== Segment start ==

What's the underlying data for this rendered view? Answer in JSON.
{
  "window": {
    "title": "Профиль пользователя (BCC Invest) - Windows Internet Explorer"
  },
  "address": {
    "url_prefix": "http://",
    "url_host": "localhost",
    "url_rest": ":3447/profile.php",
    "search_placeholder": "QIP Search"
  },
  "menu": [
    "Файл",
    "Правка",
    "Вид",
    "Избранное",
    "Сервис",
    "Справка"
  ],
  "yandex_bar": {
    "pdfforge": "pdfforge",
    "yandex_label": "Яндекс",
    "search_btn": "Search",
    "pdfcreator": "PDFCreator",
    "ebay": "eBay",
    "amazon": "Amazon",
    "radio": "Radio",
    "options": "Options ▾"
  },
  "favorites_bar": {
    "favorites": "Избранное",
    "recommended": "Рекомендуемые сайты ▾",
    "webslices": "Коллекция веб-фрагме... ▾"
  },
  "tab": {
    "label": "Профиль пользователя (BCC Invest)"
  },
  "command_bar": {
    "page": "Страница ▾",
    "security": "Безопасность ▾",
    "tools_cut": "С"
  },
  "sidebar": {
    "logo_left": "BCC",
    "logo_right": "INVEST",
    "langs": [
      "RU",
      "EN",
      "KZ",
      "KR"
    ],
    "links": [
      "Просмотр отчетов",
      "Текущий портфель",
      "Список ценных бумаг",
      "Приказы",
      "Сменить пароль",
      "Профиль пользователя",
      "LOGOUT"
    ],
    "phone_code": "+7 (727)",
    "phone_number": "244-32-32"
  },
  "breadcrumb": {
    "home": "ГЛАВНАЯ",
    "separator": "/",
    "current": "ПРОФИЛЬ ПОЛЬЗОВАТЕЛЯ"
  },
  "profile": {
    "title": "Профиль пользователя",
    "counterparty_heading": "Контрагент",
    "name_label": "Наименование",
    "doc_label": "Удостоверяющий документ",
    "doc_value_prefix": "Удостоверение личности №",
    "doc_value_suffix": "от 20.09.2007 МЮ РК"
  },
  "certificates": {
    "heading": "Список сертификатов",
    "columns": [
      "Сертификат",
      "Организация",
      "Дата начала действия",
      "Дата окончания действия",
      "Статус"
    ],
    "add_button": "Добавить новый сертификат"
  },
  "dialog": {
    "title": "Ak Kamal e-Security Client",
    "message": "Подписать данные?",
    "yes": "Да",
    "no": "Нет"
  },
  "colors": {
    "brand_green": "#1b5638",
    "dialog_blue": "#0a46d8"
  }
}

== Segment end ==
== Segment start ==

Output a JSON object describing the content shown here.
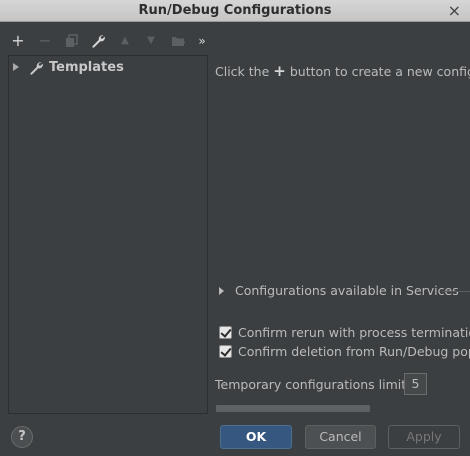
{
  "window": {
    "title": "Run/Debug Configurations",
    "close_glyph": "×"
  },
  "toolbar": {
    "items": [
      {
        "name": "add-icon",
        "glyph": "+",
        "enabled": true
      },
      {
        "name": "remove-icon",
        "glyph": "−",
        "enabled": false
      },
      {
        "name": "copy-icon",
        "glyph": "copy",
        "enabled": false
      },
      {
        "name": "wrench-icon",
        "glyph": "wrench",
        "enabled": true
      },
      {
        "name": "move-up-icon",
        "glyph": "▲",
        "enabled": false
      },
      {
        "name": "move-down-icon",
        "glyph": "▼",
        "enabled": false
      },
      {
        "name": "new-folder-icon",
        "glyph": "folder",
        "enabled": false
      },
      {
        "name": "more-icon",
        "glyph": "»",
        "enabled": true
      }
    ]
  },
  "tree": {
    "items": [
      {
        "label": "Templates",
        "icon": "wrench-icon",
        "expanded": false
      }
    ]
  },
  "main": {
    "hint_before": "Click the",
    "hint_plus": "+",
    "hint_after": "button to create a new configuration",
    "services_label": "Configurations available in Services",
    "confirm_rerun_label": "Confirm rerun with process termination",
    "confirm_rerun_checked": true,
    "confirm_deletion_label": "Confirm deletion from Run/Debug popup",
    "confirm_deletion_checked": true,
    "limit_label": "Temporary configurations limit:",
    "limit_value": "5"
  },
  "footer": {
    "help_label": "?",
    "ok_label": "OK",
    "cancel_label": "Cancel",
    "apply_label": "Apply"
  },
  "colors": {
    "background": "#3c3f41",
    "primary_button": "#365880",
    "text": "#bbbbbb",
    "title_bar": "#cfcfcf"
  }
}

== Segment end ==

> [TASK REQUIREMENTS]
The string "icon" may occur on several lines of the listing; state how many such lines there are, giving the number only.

> [EXERCISE ANSWER]
9